Taking each line of the records in turn, count those containing "JSON" and report only the number.

* * *

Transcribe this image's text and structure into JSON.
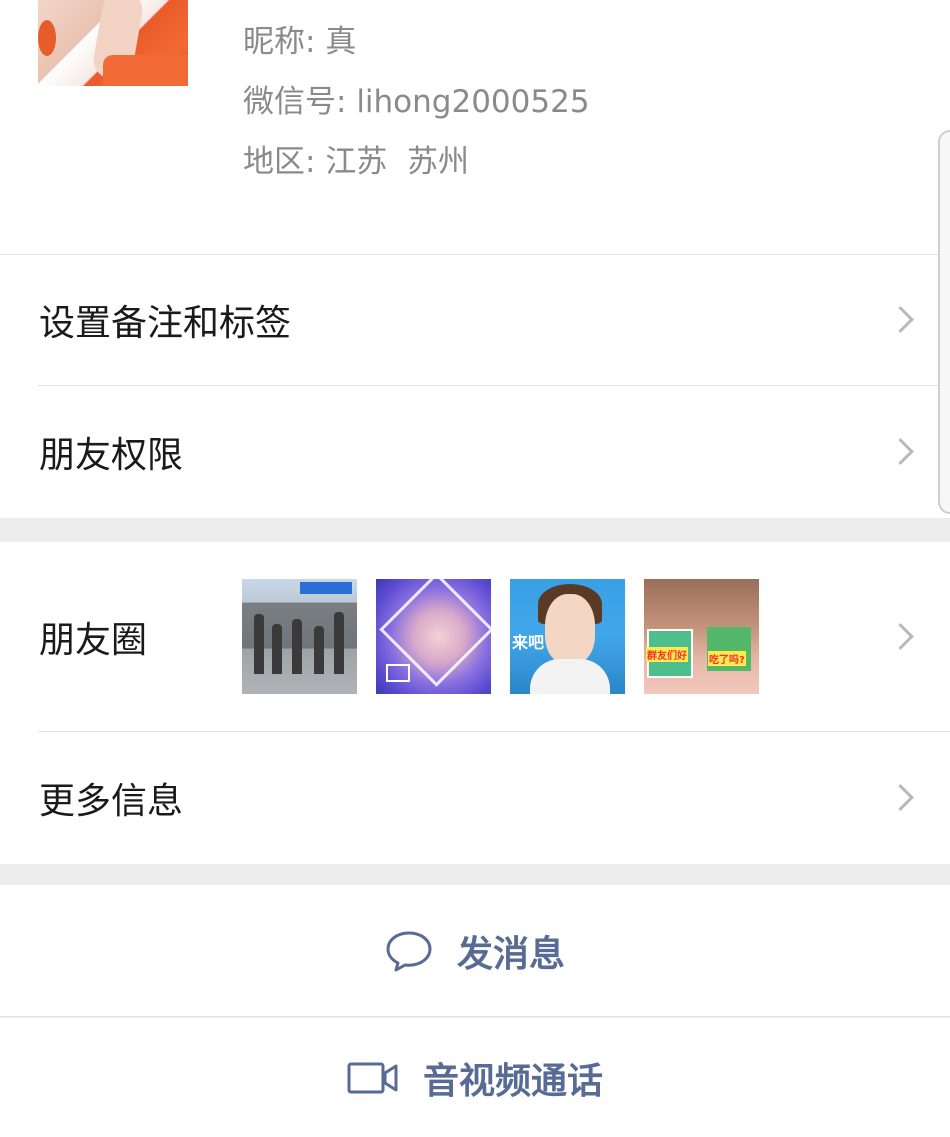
{
  "profile": {
    "nickname_label": "昵称:",
    "nickname": "真",
    "wechat_id_label": "微信号:",
    "wechat_id": "lihong2000525",
    "region_label": "地区:",
    "region": "江苏  苏州"
  },
  "settings": {
    "remark_tags": "设置备注和标签",
    "friend_permissions": "朋友权限"
  },
  "moments": {
    "label": "朋友圈",
    "thumb_texts": {
      "t3": "来吧",
      "t4a": "群友们好",
      "t4b": "吃了吗?"
    }
  },
  "more_info": {
    "label": "更多信息"
  },
  "actions": {
    "send_message": "发消息",
    "av_call": "音视频通话"
  },
  "colors": {
    "accent": "#576b95",
    "background": "#ededed",
    "card": "#ffffff"
  },
  "icons": {
    "message": "chat-bubble-icon",
    "video": "video-camera-icon",
    "chevron": "chevron-right-icon"
  }
}
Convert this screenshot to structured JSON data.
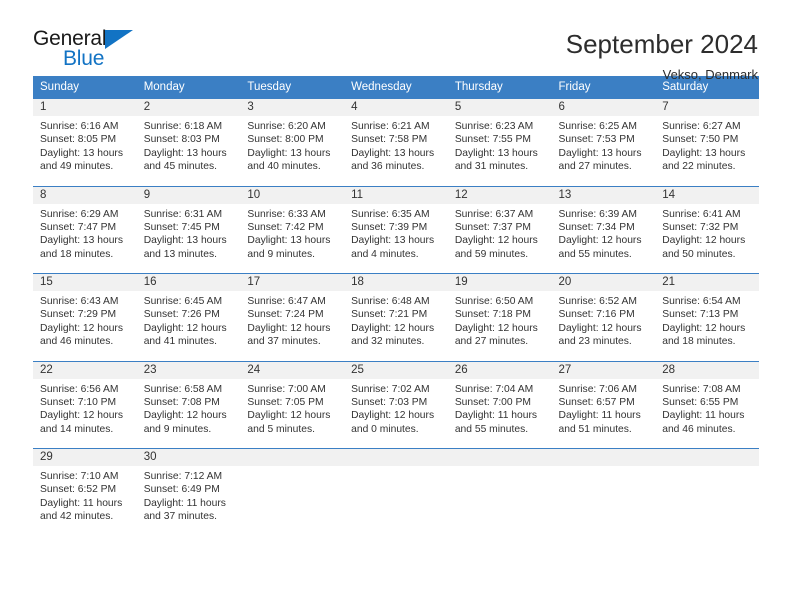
{
  "brand": {
    "name_dark": "General",
    "name_blue": "Blue",
    "accent_color": "#1273c4"
  },
  "header": {
    "title": "September 2024",
    "subtitle": "Vekso, Denmark"
  },
  "theme": {
    "header_blue": "#3b7fc4",
    "daynum_band": "#f1f1f1",
    "text": "#333333"
  },
  "calendar": {
    "weekday_headers": [
      "Sunday",
      "Monday",
      "Tuesday",
      "Wednesday",
      "Thursday",
      "Friday",
      "Saturday"
    ],
    "labels": {
      "sunrise": "Sunrise:",
      "sunset": "Sunset:",
      "daylight": "Daylight:"
    },
    "weeks": [
      [
        {
          "day": "1",
          "sunrise": "Sunrise: 6:16 AM",
          "sunset": "Sunset: 8:05 PM",
          "daylight_1": "Daylight: 13 hours",
          "daylight_2": "and 49 minutes."
        },
        {
          "day": "2",
          "sunrise": "Sunrise: 6:18 AM",
          "sunset": "Sunset: 8:03 PM",
          "daylight_1": "Daylight: 13 hours",
          "daylight_2": "and 45 minutes."
        },
        {
          "day": "3",
          "sunrise": "Sunrise: 6:20 AM",
          "sunset": "Sunset: 8:00 PM",
          "daylight_1": "Daylight: 13 hours",
          "daylight_2": "and 40 minutes."
        },
        {
          "day": "4",
          "sunrise": "Sunrise: 6:21 AM",
          "sunset": "Sunset: 7:58 PM",
          "daylight_1": "Daylight: 13 hours",
          "daylight_2": "and 36 minutes."
        },
        {
          "day": "5",
          "sunrise": "Sunrise: 6:23 AM",
          "sunset": "Sunset: 7:55 PM",
          "daylight_1": "Daylight: 13 hours",
          "daylight_2": "and 31 minutes."
        },
        {
          "day": "6",
          "sunrise": "Sunrise: 6:25 AM",
          "sunset": "Sunset: 7:53 PM",
          "daylight_1": "Daylight: 13 hours",
          "daylight_2": "and 27 minutes."
        },
        {
          "day": "7",
          "sunrise": "Sunrise: 6:27 AM",
          "sunset": "Sunset: 7:50 PM",
          "daylight_1": "Daylight: 13 hours",
          "daylight_2": "and 22 minutes."
        }
      ],
      [
        {
          "day": "8",
          "sunrise": "Sunrise: 6:29 AM",
          "sunset": "Sunset: 7:47 PM",
          "daylight_1": "Daylight: 13 hours",
          "daylight_2": "and 18 minutes."
        },
        {
          "day": "9",
          "sunrise": "Sunrise: 6:31 AM",
          "sunset": "Sunset: 7:45 PM",
          "daylight_1": "Daylight: 13 hours",
          "daylight_2": "and 13 minutes."
        },
        {
          "day": "10",
          "sunrise": "Sunrise: 6:33 AM",
          "sunset": "Sunset: 7:42 PM",
          "daylight_1": "Daylight: 13 hours",
          "daylight_2": "and 9 minutes."
        },
        {
          "day": "11",
          "sunrise": "Sunrise: 6:35 AM",
          "sunset": "Sunset: 7:39 PM",
          "daylight_1": "Daylight: 13 hours",
          "daylight_2": "and 4 minutes."
        },
        {
          "day": "12",
          "sunrise": "Sunrise: 6:37 AM",
          "sunset": "Sunset: 7:37 PM",
          "daylight_1": "Daylight: 12 hours",
          "daylight_2": "and 59 minutes."
        },
        {
          "day": "13",
          "sunrise": "Sunrise: 6:39 AM",
          "sunset": "Sunset: 7:34 PM",
          "daylight_1": "Daylight: 12 hours",
          "daylight_2": "and 55 minutes."
        },
        {
          "day": "14",
          "sunrise": "Sunrise: 6:41 AM",
          "sunset": "Sunset: 7:32 PM",
          "daylight_1": "Daylight: 12 hours",
          "daylight_2": "and 50 minutes."
        }
      ],
      [
        {
          "day": "15",
          "sunrise": "Sunrise: 6:43 AM",
          "sunset": "Sunset: 7:29 PM",
          "daylight_1": "Daylight: 12 hours",
          "daylight_2": "and 46 minutes."
        },
        {
          "day": "16",
          "sunrise": "Sunrise: 6:45 AM",
          "sunset": "Sunset: 7:26 PM",
          "daylight_1": "Daylight: 12 hours",
          "daylight_2": "and 41 minutes."
        },
        {
          "day": "17",
          "sunrise": "Sunrise: 6:47 AM",
          "sunset": "Sunset: 7:24 PM",
          "daylight_1": "Daylight: 12 hours",
          "daylight_2": "and 37 minutes."
        },
        {
          "day": "18",
          "sunrise": "Sunrise: 6:48 AM",
          "sunset": "Sunset: 7:21 PM",
          "daylight_1": "Daylight: 12 hours",
          "daylight_2": "and 32 minutes."
        },
        {
          "day": "19",
          "sunrise": "Sunrise: 6:50 AM",
          "sunset": "Sunset: 7:18 PM",
          "daylight_1": "Daylight: 12 hours",
          "daylight_2": "and 27 minutes."
        },
        {
          "day": "20",
          "sunrise": "Sunrise: 6:52 AM",
          "sunset": "Sunset: 7:16 PM",
          "daylight_1": "Daylight: 12 hours",
          "daylight_2": "and 23 minutes."
        },
        {
          "day": "21",
          "sunrise": "Sunrise: 6:54 AM",
          "sunset": "Sunset: 7:13 PM",
          "daylight_1": "Daylight: 12 hours",
          "daylight_2": "and 18 minutes."
        }
      ],
      [
        {
          "day": "22",
          "sunrise": "Sunrise: 6:56 AM",
          "sunset": "Sunset: 7:10 PM",
          "daylight_1": "Daylight: 12 hours",
          "daylight_2": "and 14 minutes."
        },
        {
          "day": "23",
          "sunrise": "Sunrise: 6:58 AM",
          "sunset": "Sunset: 7:08 PM",
          "daylight_1": "Daylight: 12 hours",
          "daylight_2": "and 9 minutes."
        },
        {
          "day": "24",
          "sunrise": "Sunrise: 7:00 AM",
          "sunset": "Sunset: 7:05 PM",
          "daylight_1": "Daylight: 12 hours",
          "daylight_2": "and 5 minutes."
        },
        {
          "day": "25",
          "sunrise": "Sunrise: 7:02 AM",
          "sunset": "Sunset: 7:03 PM",
          "daylight_1": "Daylight: 12 hours",
          "daylight_2": "and 0 minutes."
        },
        {
          "day": "26",
          "sunrise": "Sunrise: 7:04 AM",
          "sunset": "Sunset: 7:00 PM",
          "daylight_1": "Daylight: 11 hours",
          "daylight_2": "and 55 minutes."
        },
        {
          "day": "27",
          "sunrise": "Sunrise: 7:06 AM",
          "sunset": "Sunset: 6:57 PM",
          "daylight_1": "Daylight: 11 hours",
          "daylight_2": "and 51 minutes."
        },
        {
          "day": "28",
          "sunrise": "Sunrise: 7:08 AM",
          "sunset": "Sunset: 6:55 PM",
          "daylight_1": "Daylight: 11 hours",
          "daylight_2": "and 46 minutes."
        }
      ],
      [
        {
          "day": "29",
          "sunrise": "Sunrise: 7:10 AM",
          "sunset": "Sunset: 6:52 PM",
          "daylight_1": "Daylight: 11 hours",
          "daylight_2": "and 42 minutes."
        },
        {
          "day": "30",
          "sunrise": "Sunrise: 7:12 AM",
          "sunset": "Sunset: 6:49 PM",
          "daylight_1": "Daylight: 11 hours",
          "daylight_2": "and 37 minutes."
        },
        {
          "day": "",
          "sunrise": "",
          "sunset": "",
          "daylight_1": "",
          "daylight_2": ""
        },
        {
          "day": "",
          "sunrise": "",
          "sunset": "",
          "daylight_1": "",
          "daylight_2": ""
        },
        {
          "day": "",
          "sunrise": "",
          "sunset": "",
          "daylight_1": "",
          "daylight_2": ""
        },
        {
          "day": "",
          "sunrise": "",
          "sunset": "",
          "daylight_1": "",
          "daylight_2": ""
        },
        {
          "day": "",
          "sunrise": "",
          "sunset": "",
          "daylight_1": "",
          "daylight_2": ""
        }
      ]
    ]
  }
}
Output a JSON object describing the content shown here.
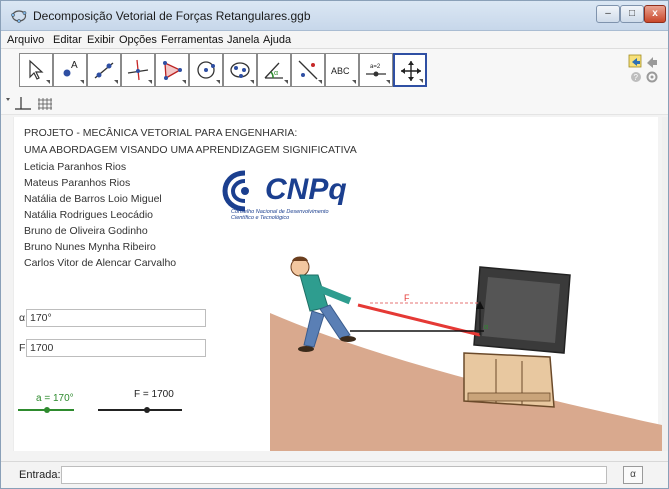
{
  "window": {
    "title": "Decomposição Vetorial de Forças Retangulares.ggb"
  },
  "menu": [
    "Arquivo",
    "Editar",
    "Exibir",
    "Opções",
    "Ferramentas",
    "Janela",
    "Ajuda"
  ],
  "toolbar": {
    "tools": [
      "move",
      "point",
      "line",
      "perpendicular",
      "polygon",
      "circle",
      "ellipse",
      "angle",
      "reflect",
      "text",
      "slider",
      "move-graphics-view"
    ],
    "selected_tool": "move-graphics-view",
    "text_tool_label": "ABC",
    "slider_tool_label": "a=2"
  },
  "text_block": [
    "PROJETO - MECÂNICA VETORIAL PARA ENGENHARIA:",
    "UMA ABORDAGEM VISANDO UMA APRENDIZAGEM SIGNIFICATIVA",
    "Leticia Paranhos Rios",
    "Mateus Paranhos Rios",
    "Natália de Barros Loio Miguel",
    "Natália Rodrigues Leocádio",
    "Bruno de Oliveira Godinho",
    "Bruno Nunes Mynha Ribeiro",
    "Carlos Vitor de Alencar Carvalho"
  ],
  "logo": {
    "name": "CNPq",
    "subtitle_line1": "Conselho Nacional de Desenvolvimento",
    "subtitle_line2": "Científico e Tecnológico",
    "color": "#1b3f8f"
  },
  "inputs": {
    "angle": {
      "label": "α",
      "value": "170°"
    },
    "force": {
      "label": "F",
      "value": "1700"
    }
  },
  "sliders": {
    "angle": {
      "caption": "a = 170°",
      "value": 170,
      "color": "#2e8b2e"
    },
    "force": {
      "caption": "F = 1700",
      "value": 1700,
      "color": "#222222"
    }
  },
  "scene": {
    "force_label": "F",
    "angle_label": "α",
    "vector_color": "#e53935",
    "ramp_color": "#d9a98e"
  },
  "entrada": {
    "label": "Entrada:",
    "value": ""
  }
}
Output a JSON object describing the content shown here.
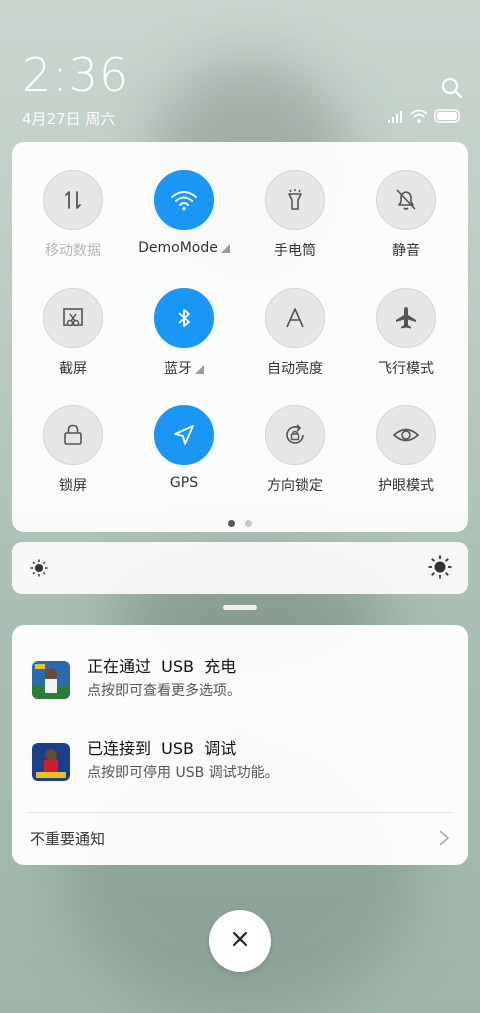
{
  "status": {
    "time": "2:36",
    "date": "4月27日 周六"
  },
  "quick_settings": {
    "tiles": [
      {
        "label": "移动数据",
        "icon": "mobile-data-icon",
        "state": "disabled"
      },
      {
        "label": "DemoMode",
        "icon": "wifi-icon",
        "state": "on",
        "has_more": true
      },
      {
        "label": "手电筒",
        "icon": "flashlight-icon",
        "state": "off"
      },
      {
        "label": "静音",
        "icon": "mute-bell-icon",
        "state": "off"
      },
      {
        "label": "截屏",
        "icon": "screenshot-icon",
        "state": "off"
      },
      {
        "label": "蓝牙",
        "icon": "bluetooth-icon",
        "state": "on",
        "has_more": true
      },
      {
        "label": "自动亮度",
        "icon": "auto-brightness-icon",
        "state": "off"
      },
      {
        "label": "飞行模式",
        "icon": "airplane-icon",
        "state": "off"
      },
      {
        "label": "锁屏",
        "icon": "lock-icon",
        "state": "off"
      },
      {
        "label": "GPS",
        "icon": "location-icon",
        "state": "on"
      },
      {
        "label": "方向锁定",
        "icon": "rotation-lock-icon",
        "state": "off"
      },
      {
        "label": "护眼模式",
        "icon": "eye-icon",
        "state": "off"
      }
    ],
    "page_count": 2,
    "current_page": 1
  },
  "notifications": [
    {
      "title": "正在通过  USB  充电",
      "body": "点按即可查看更多选项。"
    },
    {
      "title": "已连接到  USB  调试",
      "body": "点按即可停用 USB 调试功能。"
    }
  ],
  "unimportant_label": "不重要通知",
  "colors": {
    "accent": "#1a96f5",
    "tile_off": "#e6e6e6"
  }
}
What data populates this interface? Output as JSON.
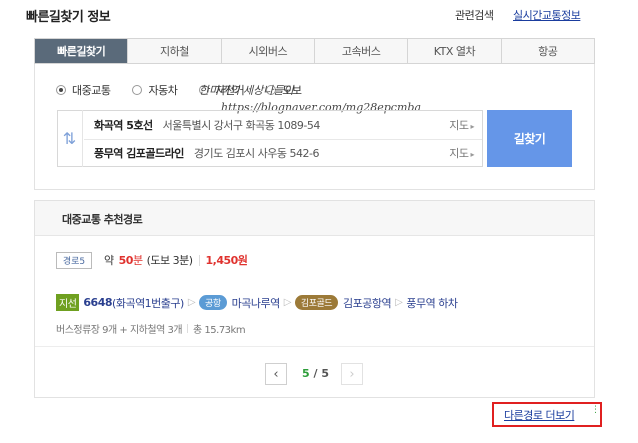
{
  "header": {
    "title": "빠른길찾기 정보",
    "related_search": "관련검색",
    "realtime_traffic": "실시간교통정보"
  },
  "tabs": [
    {
      "label": "빠른길찾기",
      "active": true
    },
    {
      "label": "지하철"
    },
    {
      "label": "시외버스"
    },
    {
      "label": "고속버스"
    },
    {
      "label": "KTX 열차"
    },
    {
      "label": "항공"
    }
  ],
  "modes": [
    {
      "label": "대중교통",
      "selected": true
    },
    {
      "label": "자동차"
    },
    {
      "label": "자전거"
    },
    {
      "label": "도보"
    }
  ],
  "watermark": {
    "line1": "한마리의 세상나들이",
    "line2": "https://blognaver.com/mg28epcmba"
  },
  "origin": {
    "name": "화곡역 5호선",
    "address": "서울특별시 강서구 화곡동 1089-54",
    "map_label": "지도"
  },
  "destination": {
    "name": "풍무역 김포골드라인",
    "address": "경기도 김포시 사우동 542-6",
    "map_label": "지도"
  },
  "search_button": "길찾기",
  "recommend": {
    "title": "대중교통 추천경로",
    "badge": "경로5",
    "about": "약",
    "time_value": "50",
    "time_unit": "분",
    "walk": "(도보 3분)",
    "fare": "1,450원"
  },
  "path": {
    "bus_tag": "지선",
    "bus_number": "6648",
    "bus_stop": "(화곡역1번출구)",
    "pill1": "공항",
    "station1": "마곡나루역",
    "pill2": "김포골드",
    "station2": "김포공항역",
    "dest": "풍무역 하차"
  },
  "stats": {
    "stops": "버스정류장 9개 + 지하철역 3개",
    "distance": "총 15.73km"
  },
  "pagination": {
    "current": "5",
    "separator": "/",
    "total": "5"
  },
  "more_link": "다른경로 더보기",
  "colors": {
    "accent_blue": "#6596e8",
    "time_red": "#e0322e",
    "bus_green": "#6fa020",
    "highlight_red": "#e02020"
  }
}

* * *

**Result**
5